Search the data below for the word "rebar" and copy each line that holds it.

"""

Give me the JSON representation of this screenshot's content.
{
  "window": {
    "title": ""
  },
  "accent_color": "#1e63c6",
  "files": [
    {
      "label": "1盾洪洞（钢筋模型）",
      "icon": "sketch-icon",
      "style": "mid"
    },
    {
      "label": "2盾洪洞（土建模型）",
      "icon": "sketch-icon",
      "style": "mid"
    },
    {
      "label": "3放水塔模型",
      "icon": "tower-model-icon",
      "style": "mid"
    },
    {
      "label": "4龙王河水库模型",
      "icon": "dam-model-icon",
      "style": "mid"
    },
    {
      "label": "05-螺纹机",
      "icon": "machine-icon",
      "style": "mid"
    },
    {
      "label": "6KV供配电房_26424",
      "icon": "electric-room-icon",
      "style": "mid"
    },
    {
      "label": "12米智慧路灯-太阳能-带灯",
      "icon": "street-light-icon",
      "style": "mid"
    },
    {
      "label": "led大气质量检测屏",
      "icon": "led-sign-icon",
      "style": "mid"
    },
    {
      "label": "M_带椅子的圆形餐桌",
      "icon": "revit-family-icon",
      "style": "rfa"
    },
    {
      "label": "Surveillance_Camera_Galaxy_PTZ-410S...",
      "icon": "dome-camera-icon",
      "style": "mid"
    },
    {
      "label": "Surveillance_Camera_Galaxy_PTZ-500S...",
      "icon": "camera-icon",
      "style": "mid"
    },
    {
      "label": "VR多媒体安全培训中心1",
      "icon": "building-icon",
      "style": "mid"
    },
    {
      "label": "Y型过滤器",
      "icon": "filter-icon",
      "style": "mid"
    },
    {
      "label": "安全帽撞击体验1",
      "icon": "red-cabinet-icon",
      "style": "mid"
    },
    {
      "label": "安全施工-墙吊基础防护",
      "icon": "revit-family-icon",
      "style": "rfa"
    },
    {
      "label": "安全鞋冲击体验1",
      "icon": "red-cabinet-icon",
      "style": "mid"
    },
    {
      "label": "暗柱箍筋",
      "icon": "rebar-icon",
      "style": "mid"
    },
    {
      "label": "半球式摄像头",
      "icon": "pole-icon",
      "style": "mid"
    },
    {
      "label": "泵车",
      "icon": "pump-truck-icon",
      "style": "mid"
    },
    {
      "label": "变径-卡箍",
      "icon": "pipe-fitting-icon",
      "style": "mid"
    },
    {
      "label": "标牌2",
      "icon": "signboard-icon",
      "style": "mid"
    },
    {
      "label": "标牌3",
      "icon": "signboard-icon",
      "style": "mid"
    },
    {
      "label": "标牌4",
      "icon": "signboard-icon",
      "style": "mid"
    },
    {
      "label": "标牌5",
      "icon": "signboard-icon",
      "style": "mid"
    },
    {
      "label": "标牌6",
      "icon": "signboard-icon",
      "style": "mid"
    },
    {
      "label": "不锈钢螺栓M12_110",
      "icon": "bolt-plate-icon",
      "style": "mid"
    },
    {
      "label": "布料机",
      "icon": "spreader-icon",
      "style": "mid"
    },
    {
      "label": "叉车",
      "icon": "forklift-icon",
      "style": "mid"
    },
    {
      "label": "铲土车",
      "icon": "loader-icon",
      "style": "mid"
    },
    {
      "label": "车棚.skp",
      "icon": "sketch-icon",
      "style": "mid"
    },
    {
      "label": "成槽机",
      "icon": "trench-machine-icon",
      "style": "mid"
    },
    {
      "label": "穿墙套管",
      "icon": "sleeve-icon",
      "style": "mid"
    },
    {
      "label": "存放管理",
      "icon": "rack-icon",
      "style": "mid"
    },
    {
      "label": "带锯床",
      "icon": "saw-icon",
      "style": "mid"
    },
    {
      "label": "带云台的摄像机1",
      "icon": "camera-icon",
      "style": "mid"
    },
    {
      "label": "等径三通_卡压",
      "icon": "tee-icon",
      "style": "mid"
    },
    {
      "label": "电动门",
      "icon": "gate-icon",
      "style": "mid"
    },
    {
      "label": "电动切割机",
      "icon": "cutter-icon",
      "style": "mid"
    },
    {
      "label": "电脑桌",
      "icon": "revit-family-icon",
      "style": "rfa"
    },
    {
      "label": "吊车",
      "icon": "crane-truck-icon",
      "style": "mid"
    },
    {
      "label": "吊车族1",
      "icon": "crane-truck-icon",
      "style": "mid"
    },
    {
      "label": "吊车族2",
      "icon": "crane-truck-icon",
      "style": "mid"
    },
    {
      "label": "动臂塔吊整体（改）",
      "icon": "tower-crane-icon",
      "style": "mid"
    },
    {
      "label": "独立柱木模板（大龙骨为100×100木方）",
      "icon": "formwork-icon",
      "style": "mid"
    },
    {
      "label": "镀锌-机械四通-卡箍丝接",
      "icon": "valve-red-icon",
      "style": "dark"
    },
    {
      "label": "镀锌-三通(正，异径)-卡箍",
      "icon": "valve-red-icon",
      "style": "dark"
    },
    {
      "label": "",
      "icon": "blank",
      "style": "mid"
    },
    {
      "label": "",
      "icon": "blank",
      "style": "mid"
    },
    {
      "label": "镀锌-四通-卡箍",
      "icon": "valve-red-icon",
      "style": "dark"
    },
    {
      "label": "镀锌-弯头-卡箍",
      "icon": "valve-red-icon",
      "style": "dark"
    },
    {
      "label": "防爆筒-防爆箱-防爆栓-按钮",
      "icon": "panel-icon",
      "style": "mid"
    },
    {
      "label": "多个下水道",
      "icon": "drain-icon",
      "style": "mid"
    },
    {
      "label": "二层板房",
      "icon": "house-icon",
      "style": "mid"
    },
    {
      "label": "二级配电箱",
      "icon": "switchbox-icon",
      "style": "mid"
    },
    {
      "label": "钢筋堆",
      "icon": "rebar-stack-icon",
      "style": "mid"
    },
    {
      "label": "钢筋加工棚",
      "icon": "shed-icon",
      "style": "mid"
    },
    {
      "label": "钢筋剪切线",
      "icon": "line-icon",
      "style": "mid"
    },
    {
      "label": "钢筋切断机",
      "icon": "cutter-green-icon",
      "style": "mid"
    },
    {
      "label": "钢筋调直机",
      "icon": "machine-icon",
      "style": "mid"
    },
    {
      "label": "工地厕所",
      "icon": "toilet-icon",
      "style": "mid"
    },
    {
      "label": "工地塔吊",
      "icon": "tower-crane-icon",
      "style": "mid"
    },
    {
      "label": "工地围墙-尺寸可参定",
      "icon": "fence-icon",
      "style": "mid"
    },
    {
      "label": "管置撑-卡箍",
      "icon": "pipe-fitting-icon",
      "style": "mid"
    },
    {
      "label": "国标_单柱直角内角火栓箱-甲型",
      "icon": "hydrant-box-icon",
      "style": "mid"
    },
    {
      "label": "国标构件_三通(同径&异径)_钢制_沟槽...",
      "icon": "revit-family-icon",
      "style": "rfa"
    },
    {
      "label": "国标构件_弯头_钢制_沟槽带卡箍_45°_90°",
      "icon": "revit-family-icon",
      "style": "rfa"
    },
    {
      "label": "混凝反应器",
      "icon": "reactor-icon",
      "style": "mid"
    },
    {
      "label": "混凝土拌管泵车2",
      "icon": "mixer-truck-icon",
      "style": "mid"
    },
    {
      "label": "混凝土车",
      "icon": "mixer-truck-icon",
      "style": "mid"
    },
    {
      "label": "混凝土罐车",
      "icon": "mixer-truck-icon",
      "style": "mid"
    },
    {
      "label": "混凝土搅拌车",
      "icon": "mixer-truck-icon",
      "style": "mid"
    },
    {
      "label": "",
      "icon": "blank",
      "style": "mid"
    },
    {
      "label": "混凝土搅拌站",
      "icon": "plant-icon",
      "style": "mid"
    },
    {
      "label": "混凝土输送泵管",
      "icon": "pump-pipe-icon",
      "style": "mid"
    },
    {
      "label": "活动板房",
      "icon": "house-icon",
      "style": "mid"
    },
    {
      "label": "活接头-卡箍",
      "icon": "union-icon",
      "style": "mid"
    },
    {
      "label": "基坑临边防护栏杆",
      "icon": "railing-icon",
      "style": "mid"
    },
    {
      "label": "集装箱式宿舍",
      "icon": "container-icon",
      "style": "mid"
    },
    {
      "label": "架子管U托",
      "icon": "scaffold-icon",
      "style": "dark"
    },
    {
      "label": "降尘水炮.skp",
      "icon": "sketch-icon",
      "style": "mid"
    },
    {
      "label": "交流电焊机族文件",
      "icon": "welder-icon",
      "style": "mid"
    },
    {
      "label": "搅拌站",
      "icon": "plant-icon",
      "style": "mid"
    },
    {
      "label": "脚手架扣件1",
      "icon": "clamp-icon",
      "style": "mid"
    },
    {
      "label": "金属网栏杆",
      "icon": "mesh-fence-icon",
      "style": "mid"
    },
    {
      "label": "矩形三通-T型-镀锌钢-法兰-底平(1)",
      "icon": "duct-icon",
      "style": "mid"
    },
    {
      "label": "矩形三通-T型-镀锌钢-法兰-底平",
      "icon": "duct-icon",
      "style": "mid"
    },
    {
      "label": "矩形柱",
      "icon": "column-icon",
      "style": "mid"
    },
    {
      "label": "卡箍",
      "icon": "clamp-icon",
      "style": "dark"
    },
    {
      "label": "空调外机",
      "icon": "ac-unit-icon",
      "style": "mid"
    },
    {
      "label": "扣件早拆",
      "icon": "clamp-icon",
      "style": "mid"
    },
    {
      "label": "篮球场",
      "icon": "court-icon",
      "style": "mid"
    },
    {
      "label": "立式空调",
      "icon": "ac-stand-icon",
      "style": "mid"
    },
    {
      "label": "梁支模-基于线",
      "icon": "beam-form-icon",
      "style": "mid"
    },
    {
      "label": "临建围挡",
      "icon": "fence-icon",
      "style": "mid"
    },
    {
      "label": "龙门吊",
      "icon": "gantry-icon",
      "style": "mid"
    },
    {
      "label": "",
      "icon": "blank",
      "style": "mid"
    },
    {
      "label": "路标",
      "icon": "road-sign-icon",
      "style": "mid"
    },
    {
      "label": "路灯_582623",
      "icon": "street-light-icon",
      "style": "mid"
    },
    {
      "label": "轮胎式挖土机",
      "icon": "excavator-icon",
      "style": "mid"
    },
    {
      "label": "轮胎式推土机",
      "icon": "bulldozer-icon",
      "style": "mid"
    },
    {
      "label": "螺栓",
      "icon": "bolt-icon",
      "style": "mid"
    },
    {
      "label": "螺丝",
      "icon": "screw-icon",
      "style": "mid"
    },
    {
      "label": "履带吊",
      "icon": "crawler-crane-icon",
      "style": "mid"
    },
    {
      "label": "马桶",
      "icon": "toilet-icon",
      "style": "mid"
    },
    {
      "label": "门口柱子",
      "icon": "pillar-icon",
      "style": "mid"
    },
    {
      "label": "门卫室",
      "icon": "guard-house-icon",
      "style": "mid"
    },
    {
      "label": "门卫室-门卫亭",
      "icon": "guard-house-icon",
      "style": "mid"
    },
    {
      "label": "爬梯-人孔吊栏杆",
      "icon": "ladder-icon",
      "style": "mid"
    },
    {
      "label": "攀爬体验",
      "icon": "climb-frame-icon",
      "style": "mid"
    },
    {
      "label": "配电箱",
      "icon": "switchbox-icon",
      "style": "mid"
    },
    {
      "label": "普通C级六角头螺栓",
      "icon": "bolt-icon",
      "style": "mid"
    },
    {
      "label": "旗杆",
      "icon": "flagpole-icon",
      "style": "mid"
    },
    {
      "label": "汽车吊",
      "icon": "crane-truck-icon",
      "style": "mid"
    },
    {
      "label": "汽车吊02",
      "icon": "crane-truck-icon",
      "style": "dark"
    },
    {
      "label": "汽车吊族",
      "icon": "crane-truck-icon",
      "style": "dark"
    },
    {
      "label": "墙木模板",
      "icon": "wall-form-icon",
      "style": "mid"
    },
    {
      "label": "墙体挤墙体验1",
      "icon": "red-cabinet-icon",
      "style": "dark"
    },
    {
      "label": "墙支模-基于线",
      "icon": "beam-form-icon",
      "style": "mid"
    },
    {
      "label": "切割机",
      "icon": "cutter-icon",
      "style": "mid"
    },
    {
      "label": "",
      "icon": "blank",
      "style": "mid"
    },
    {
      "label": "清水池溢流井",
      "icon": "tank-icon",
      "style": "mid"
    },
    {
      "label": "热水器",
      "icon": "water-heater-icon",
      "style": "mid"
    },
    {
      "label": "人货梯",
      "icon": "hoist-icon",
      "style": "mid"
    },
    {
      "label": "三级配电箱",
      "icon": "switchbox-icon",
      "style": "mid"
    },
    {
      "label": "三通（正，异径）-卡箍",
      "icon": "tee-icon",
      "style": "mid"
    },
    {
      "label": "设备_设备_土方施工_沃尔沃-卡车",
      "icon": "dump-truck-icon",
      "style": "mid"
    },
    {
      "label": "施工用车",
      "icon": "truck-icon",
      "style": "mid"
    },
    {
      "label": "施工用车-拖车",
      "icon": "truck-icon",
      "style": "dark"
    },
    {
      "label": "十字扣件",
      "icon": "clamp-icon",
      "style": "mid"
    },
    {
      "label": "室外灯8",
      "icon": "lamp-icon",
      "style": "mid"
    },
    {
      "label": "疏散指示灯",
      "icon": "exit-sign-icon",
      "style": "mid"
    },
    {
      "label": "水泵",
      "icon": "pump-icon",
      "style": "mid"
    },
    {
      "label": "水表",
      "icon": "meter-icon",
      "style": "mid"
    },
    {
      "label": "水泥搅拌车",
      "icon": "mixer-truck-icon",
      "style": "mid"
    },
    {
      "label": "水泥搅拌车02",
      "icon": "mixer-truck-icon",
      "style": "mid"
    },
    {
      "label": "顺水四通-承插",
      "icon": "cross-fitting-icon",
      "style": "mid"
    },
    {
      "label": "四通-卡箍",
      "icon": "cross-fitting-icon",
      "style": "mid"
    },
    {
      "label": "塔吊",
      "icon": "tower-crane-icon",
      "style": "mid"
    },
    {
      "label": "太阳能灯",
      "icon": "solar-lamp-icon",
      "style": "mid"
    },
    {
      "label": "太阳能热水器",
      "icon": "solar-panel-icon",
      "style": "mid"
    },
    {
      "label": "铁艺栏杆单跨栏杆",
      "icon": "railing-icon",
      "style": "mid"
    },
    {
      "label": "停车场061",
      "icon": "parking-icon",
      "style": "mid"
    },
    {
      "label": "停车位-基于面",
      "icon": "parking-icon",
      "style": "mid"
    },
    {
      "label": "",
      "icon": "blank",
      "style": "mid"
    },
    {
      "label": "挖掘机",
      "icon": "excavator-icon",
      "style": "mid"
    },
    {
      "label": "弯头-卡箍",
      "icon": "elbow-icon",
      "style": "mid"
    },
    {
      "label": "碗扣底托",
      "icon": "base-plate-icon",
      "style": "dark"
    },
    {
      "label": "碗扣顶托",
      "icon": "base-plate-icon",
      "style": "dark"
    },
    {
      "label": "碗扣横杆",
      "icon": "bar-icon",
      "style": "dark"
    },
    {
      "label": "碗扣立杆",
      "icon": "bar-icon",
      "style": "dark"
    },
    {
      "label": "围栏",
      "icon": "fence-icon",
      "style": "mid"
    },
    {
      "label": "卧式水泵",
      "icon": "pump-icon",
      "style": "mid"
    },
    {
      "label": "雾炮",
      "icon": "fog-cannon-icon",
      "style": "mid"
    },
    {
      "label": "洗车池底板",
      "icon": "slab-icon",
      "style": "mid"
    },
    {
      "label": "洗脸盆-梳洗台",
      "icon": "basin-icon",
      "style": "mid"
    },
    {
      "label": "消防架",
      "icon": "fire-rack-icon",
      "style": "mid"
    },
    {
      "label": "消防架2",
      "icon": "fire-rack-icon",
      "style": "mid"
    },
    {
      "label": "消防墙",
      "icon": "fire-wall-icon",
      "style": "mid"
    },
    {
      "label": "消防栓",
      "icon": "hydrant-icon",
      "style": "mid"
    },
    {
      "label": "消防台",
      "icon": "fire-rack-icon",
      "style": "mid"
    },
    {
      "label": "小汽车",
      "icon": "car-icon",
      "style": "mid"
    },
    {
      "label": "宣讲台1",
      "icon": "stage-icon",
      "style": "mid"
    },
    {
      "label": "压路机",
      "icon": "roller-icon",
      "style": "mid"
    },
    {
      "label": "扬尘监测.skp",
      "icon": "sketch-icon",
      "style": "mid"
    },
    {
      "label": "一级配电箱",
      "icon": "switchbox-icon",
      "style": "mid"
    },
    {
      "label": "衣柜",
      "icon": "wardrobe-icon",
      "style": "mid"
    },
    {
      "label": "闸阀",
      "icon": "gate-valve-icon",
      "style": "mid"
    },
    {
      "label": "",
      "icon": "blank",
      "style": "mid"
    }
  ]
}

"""

§ RESPONSE BELOW
      "icon": "rebar-icon",
      "icon": "rebar-stack-icon",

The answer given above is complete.